You can differentiate your company by paying attention to these points and stressing security throughout your organization and software development lifecycle. As important as enterprise security is, it comes at a cost. All the malicious actors out there will want to test your security assertions. Of course, they’d also be testing you if you didn’t strengthen your security. Better to be ready for them than unprepared.
Cost vs. Security
Some executives question the cost of enterprise security. It’s fair to evaluate the cost versus benefit of any business endeavor, but in the case of cybersecurity, you’ll find that the investment is necessary. Great enterprise security might involve more work and incur more upfront costs, but that’s nothing compared to the cost of ignoring security and then potentially falling victim to a breach, ransomware attack, or releasing a vulnerable product.
All you have to do is compare the cost of cyberattacks to spending on cybersecurity. Gartner forecasts that global spending on information security this year will be almost $124 billion. You might think this sounds like a lot, but once you realize that the global cost of cyberattacks will reach $6 trillion a year by the end of 2021, according to Cybersecurity Ventures, it doesn’t seem so drastic. The damage of cyberattacks is still outweighing the cost of cybersecurity and will continue to do so.

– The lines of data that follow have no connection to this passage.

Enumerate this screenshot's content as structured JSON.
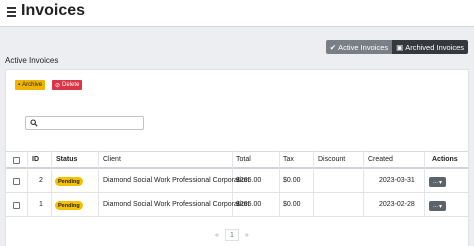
{
  "header": {
    "title": "Invoices"
  },
  "view_toggle": {
    "active_label": "Active Invoices",
    "archived_label": "Archived Invoices"
  },
  "section": {
    "title": "Active Invoices"
  },
  "bulk_actions": {
    "archive_label": "Archive",
    "delete_label": "Delete"
  },
  "search": {
    "placeholder": "",
    "value": ""
  },
  "table": {
    "columns": [
      "ID",
      "Status",
      "Client",
      "Total",
      "Tax",
      "Discount",
      "Created",
      "Actions"
    ],
    "rows": [
      {
        "id": "2",
        "status": "Pending",
        "client": "Diamond Social Work Professional Corporation",
        "total": "$265.00",
        "tax": "$0.00",
        "discount": "",
        "created": "2023-03-31",
        "actions": "..."
      },
      {
        "id": "1",
        "status": "Pending",
        "client": "Diamond Social Work Professional Corporation",
        "total": "$265.00",
        "tax": "$0.00",
        "discount": "",
        "created": "2023-02-28",
        "actions": "..."
      }
    ]
  },
  "pagination": {
    "prev": "«",
    "current": "1",
    "next": "»"
  },
  "colors": {
    "pending": "#f5c000",
    "archive": "#f0b400",
    "delete": "#dc3545",
    "dark": "#35393d"
  }
}
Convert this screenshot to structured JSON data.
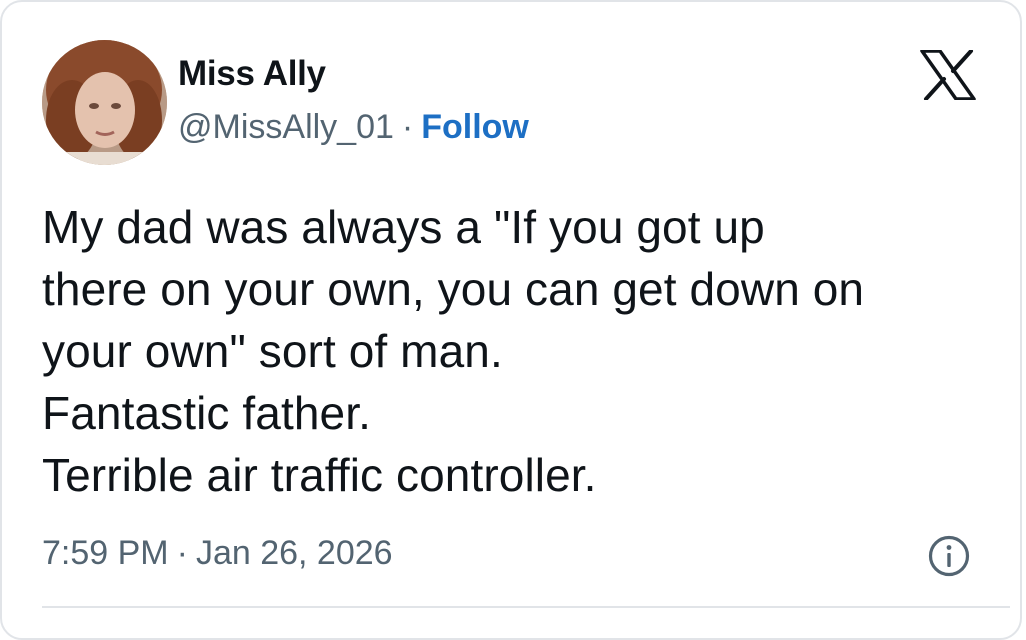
{
  "author": {
    "display_name": "Miss Ally",
    "handle": "@MissAlly_01",
    "separator": "·",
    "follow_label": "Follow"
  },
  "tweet": {
    "lines": [
      "My dad was always a \"If you got up",
      "there on your own, you can get down on",
      "your own\" sort of man.",
      "Fantastic father.",
      "Terrible air traffic controller."
    ]
  },
  "meta": {
    "time": "7:59 PM",
    "separator": "·",
    "date": "Jan 26, 2026"
  },
  "icons": {
    "platform_logo": "x-logo-icon",
    "info": "info-icon"
  },
  "colors": {
    "text": "#0f1419",
    "secondary": "#536471",
    "link": "#1d6fc4",
    "border": "#e1e4e8"
  }
}
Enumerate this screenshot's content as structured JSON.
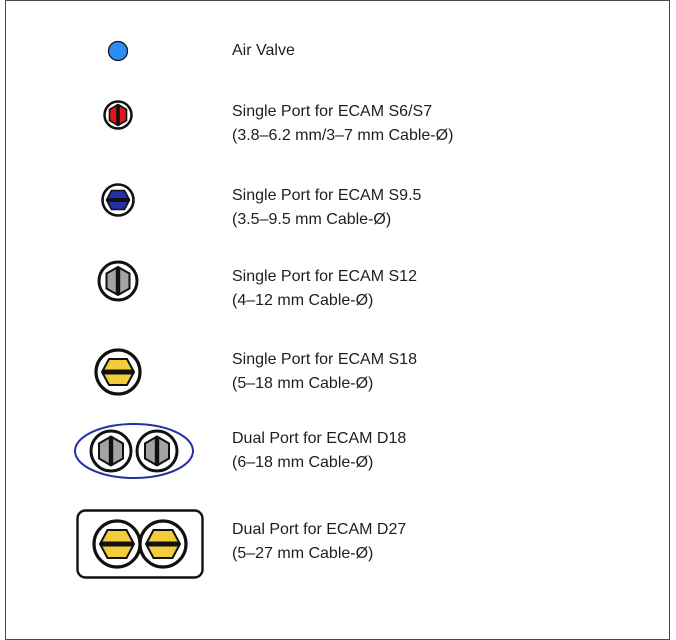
{
  "legend": {
    "items": [
      {
        "icon": "air-valve-icon",
        "lines": [
          "Air Valve"
        ],
        "color": "#2f8cf6"
      },
      {
        "icon": "single-port-s6-s7-icon",
        "lines": [
          "Single Port for ECAM S6/S7",
          "(3.8–6.2 mm/3–7 mm Cable-Ø)"
        ],
        "color": "#e0161c"
      },
      {
        "icon": "single-port-s9-5-icon",
        "lines": [
          "Single Port for ECAM S9.5",
          "(3.5–9.5 mm Cable-Ø)"
        ],
        "color": "#2430a6"
      },
      {
        "icon": "single-port-s12-icon",
        "lines": [
          "Single Port for ECAM S12",
          "(4–12 mm Cable-Ø)"
        ],
        "color": "#a3a3a3"
      },
      {
        "icon": "single-port-s18-icon",
        "lines": [
          "Single Port for ECAM S18",
          "(5–18 mm Cable-Ø)"
        ],
        "color": "#f2cc3a"
      },
      {
        "icon": "dual-port-d18-icon",
        "lines": [
          "Dual Port for ECAM D18",
          "(6–18 mm Cable-Ø)"
        ],
        "color": "#a3a3a3",
        "outline": "#2630a0"
      },
      {
        "icon": "dual-port-d27-icon",
        "lines": [
          "Dual Port for ECAM D27",
          "(5–27 mm Cable-Ø)"
        ],
        "color": "#f2cc3a",
        "outline": "#000000"
      }
    ]
  }
}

The Importance of Transparency
Despite the benefits of strengthening your company’s cybersecurity, the cost of this security can be insurmountable unless you adopt a practice of transparency. By embracing transparency, you can help make cybersecurity more affordable and effective for you and others.

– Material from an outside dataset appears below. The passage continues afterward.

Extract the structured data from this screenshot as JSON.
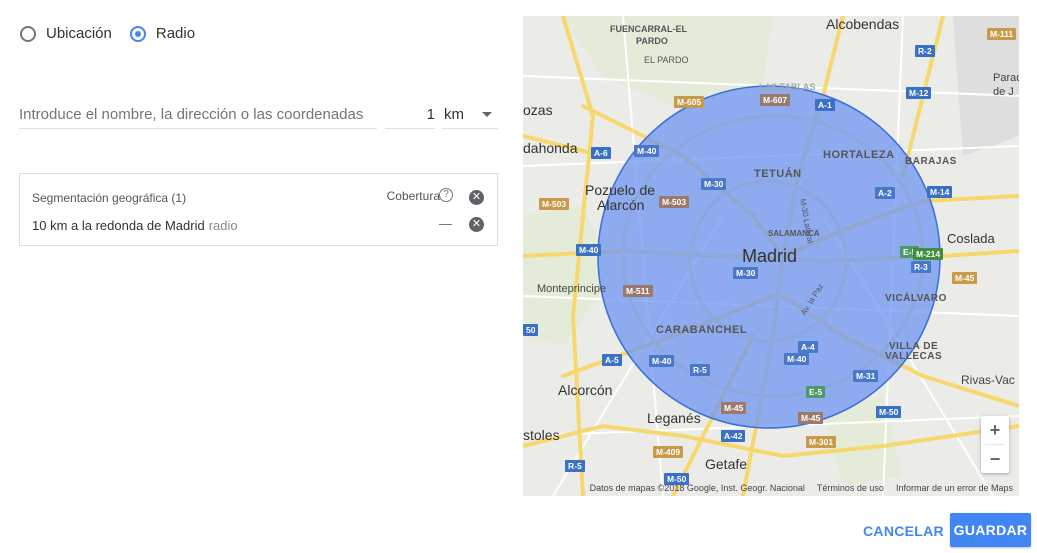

Transparency in security means opening up your code, hiring the best security experts to test your product, and opening up your results. It’s also important to support bug bounty hunting by building it into your security QA processes — the more eyes on the process, the better. Internal transparency is also key. Building a culture of unit testing and security-based CI/CD is an important way to make sure your team is pulling together to build better and more secure products. The important win here is that these processes create better and more performant products that just happen to be more secure.
Characteristics of Security Done Right
What does it look like when security is done right? There are key characteristics:
- In the case of products that make cryptographic promises, using an open protocol/source code for enhanced transparency is mandatory.
- Security is built into, not bolted onto, your systems and processes. If you are a development organization without unit testing, then you are not committed to security.
- Zero trust security principles are embraced and extended beyond end users. Don’t automatically “un-trust” only your end-users. This philosophy should be extended inside or outside your perimeters – including your security team and your service providers!
If your company can embrace these approaches, you will reduce your risk factors and better protect your company’s – and your customers’ – data. It may not always be an easy path in the short term, but in the long run, you will have more loyal customers and avoid the hyper-expensive process of scrambling to patch and respond.